Gather every line in the records below that contains the word "tuyết".

------ Provided data ------

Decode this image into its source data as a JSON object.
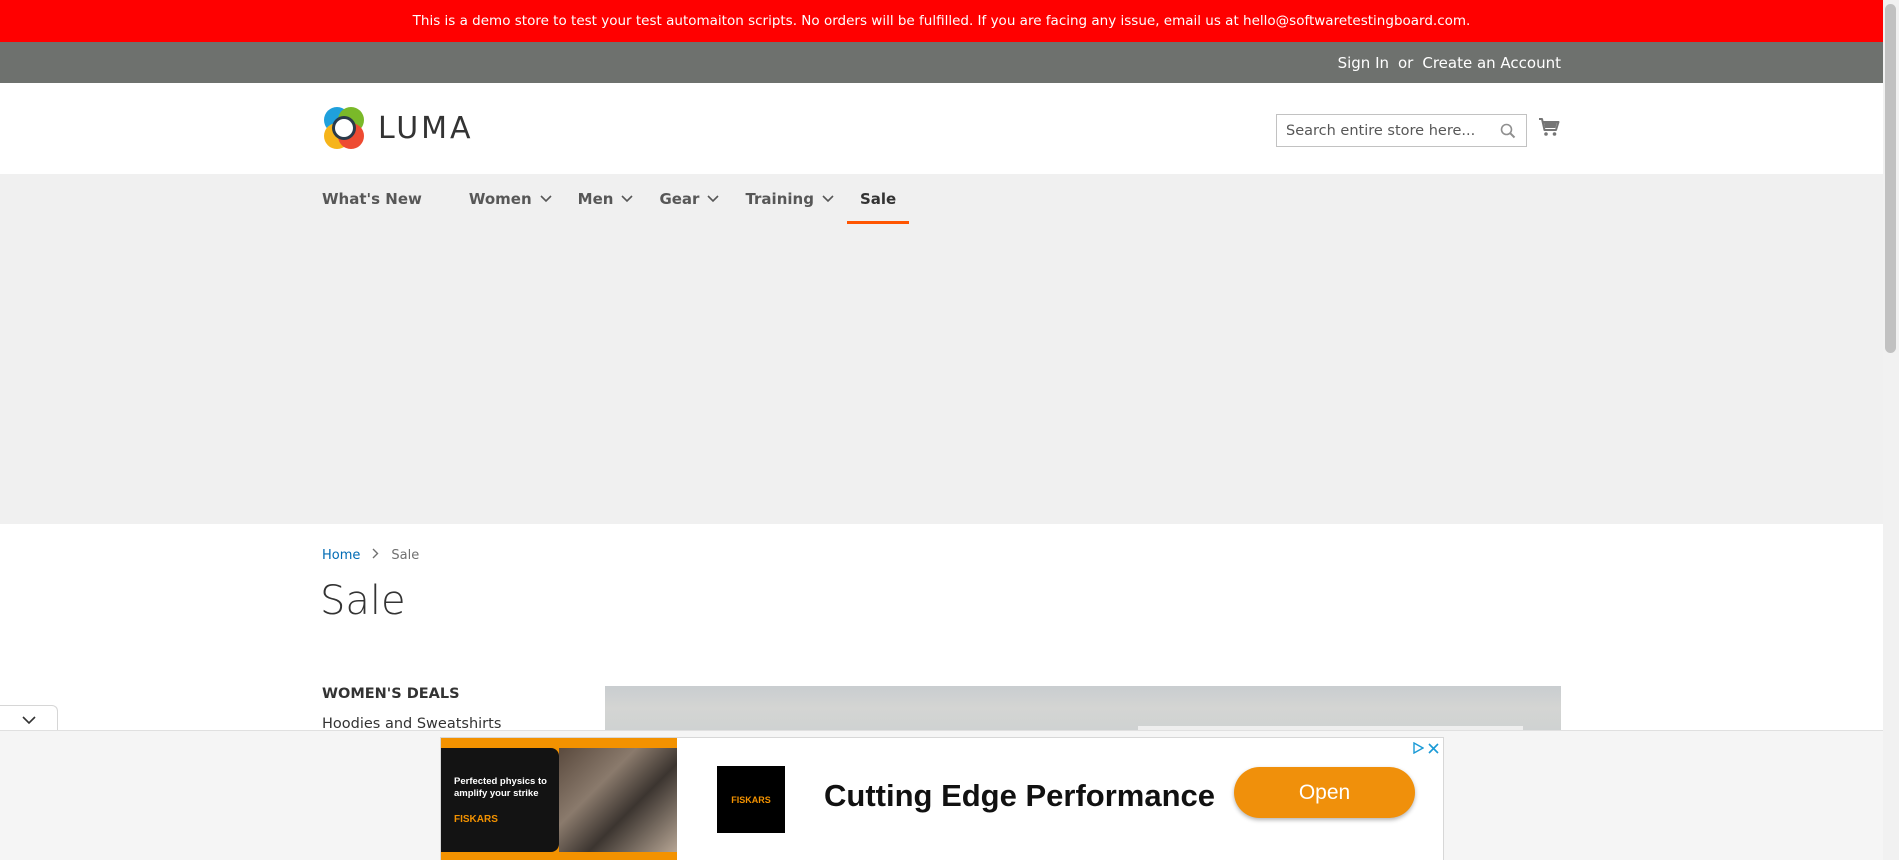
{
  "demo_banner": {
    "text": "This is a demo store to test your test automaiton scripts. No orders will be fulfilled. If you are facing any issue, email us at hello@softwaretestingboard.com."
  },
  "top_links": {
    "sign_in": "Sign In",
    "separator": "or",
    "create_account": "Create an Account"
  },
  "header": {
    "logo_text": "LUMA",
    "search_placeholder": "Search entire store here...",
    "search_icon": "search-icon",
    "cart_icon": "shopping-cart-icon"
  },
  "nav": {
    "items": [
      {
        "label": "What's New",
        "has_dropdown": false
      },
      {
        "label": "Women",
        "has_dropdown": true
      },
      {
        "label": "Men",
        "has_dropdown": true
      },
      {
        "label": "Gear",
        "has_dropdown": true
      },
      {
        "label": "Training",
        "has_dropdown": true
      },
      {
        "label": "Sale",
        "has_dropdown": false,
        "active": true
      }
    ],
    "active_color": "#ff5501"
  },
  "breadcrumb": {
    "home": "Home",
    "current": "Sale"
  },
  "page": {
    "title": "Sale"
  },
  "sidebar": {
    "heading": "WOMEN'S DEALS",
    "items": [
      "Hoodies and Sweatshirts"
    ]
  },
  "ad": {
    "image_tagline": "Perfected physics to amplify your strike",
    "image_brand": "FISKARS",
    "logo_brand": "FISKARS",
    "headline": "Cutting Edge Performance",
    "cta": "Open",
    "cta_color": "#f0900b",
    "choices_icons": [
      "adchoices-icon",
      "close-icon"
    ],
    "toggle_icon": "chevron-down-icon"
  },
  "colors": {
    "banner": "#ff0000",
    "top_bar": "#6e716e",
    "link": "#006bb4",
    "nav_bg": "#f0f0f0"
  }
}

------
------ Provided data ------

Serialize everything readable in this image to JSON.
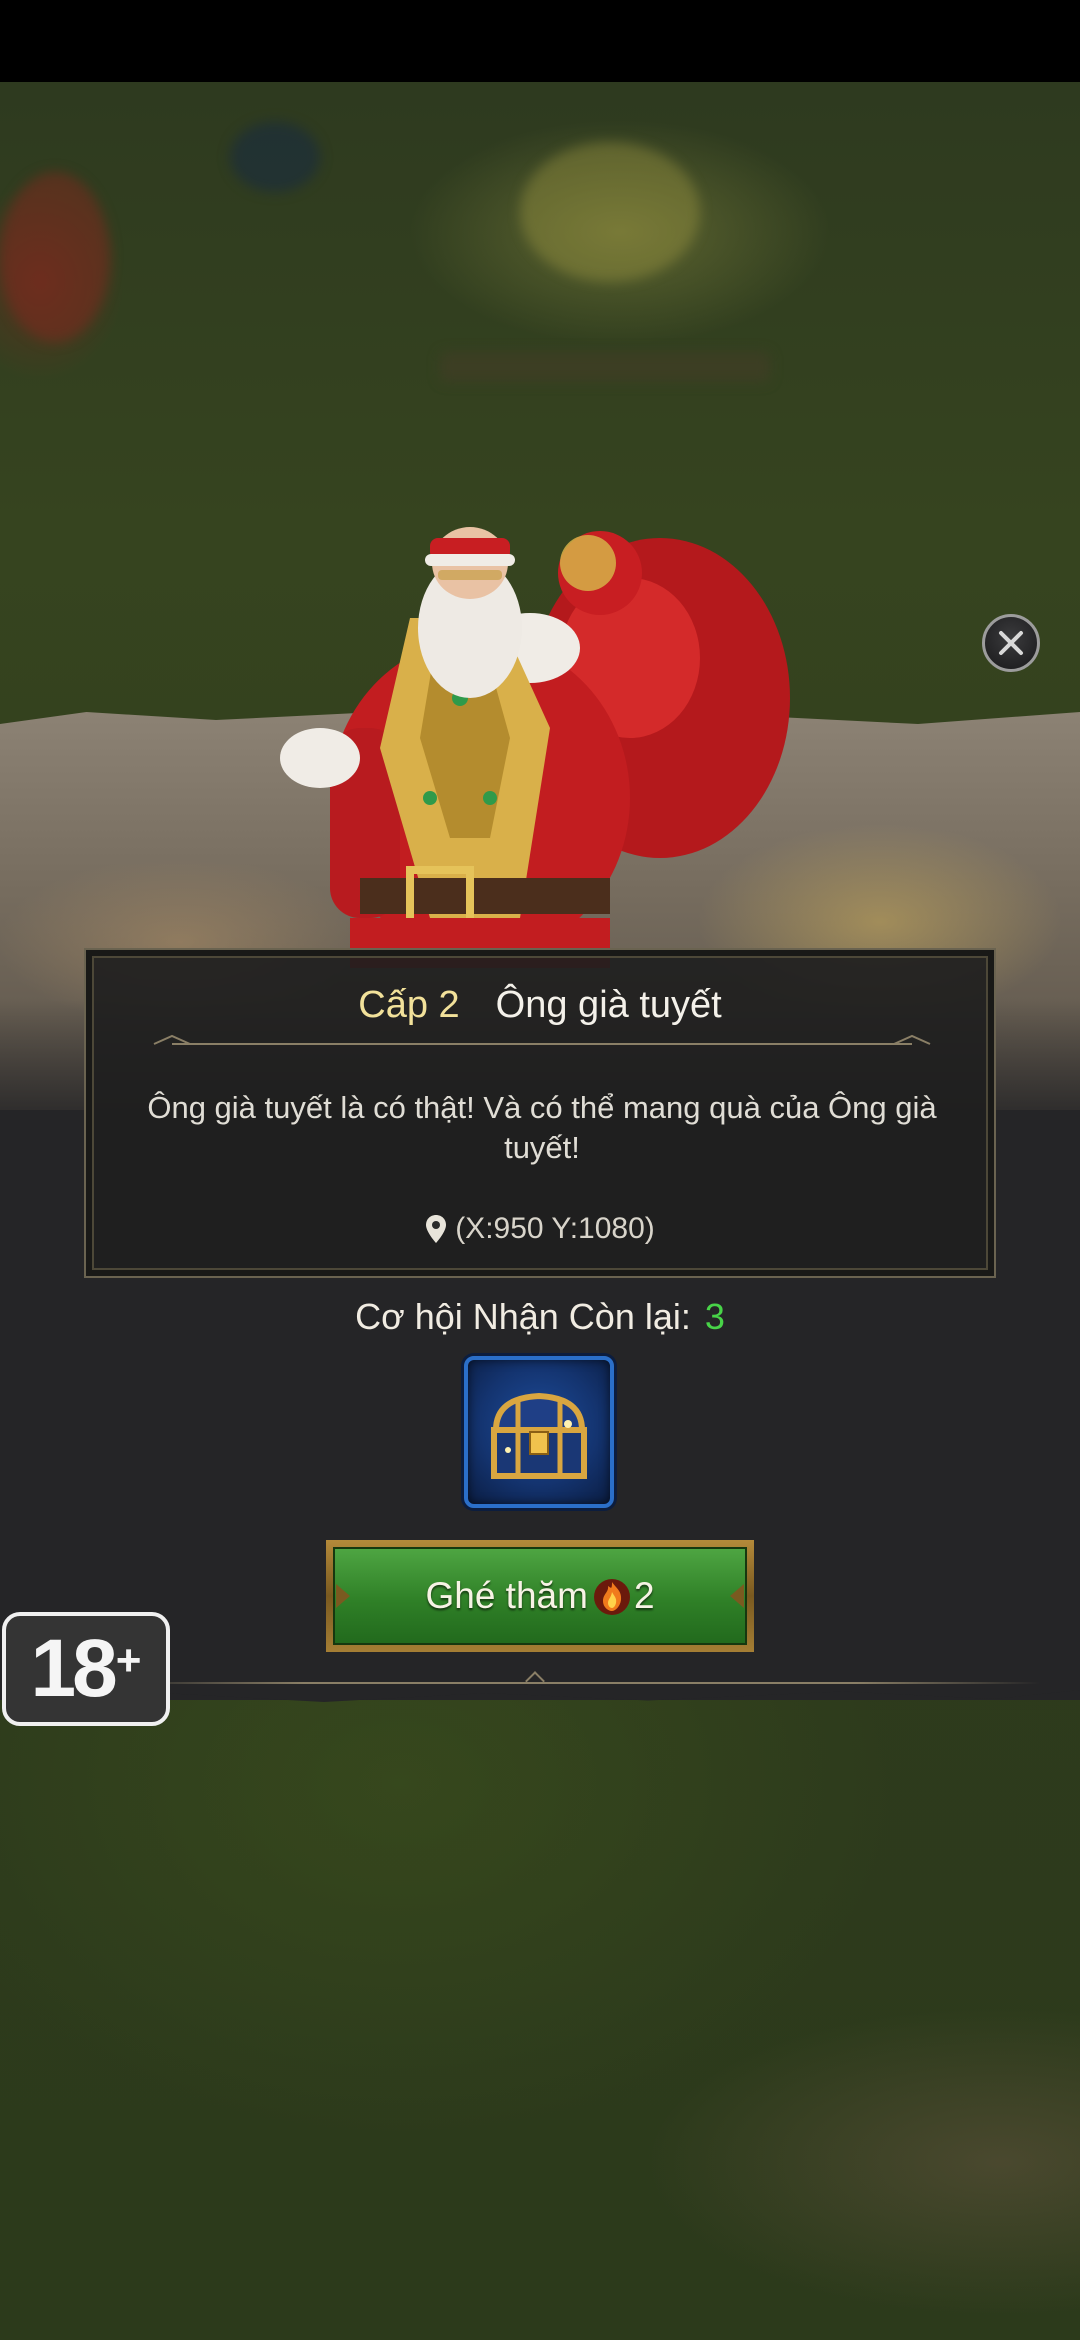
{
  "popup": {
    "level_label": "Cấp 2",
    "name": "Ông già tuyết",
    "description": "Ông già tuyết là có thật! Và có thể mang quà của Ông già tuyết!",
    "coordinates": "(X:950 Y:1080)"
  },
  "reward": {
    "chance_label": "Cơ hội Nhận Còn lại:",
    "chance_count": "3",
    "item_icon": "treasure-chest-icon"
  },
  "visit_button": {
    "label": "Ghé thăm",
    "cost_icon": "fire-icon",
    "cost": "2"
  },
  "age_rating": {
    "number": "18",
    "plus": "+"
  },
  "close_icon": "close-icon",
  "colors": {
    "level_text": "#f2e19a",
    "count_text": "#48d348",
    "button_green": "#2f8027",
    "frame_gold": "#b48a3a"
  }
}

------

• Written reply:
    "name": "Ông già tuyết",
    "description": "Ông già tuyết là có thật! Và có thể mang quà của Ông già tuyết!",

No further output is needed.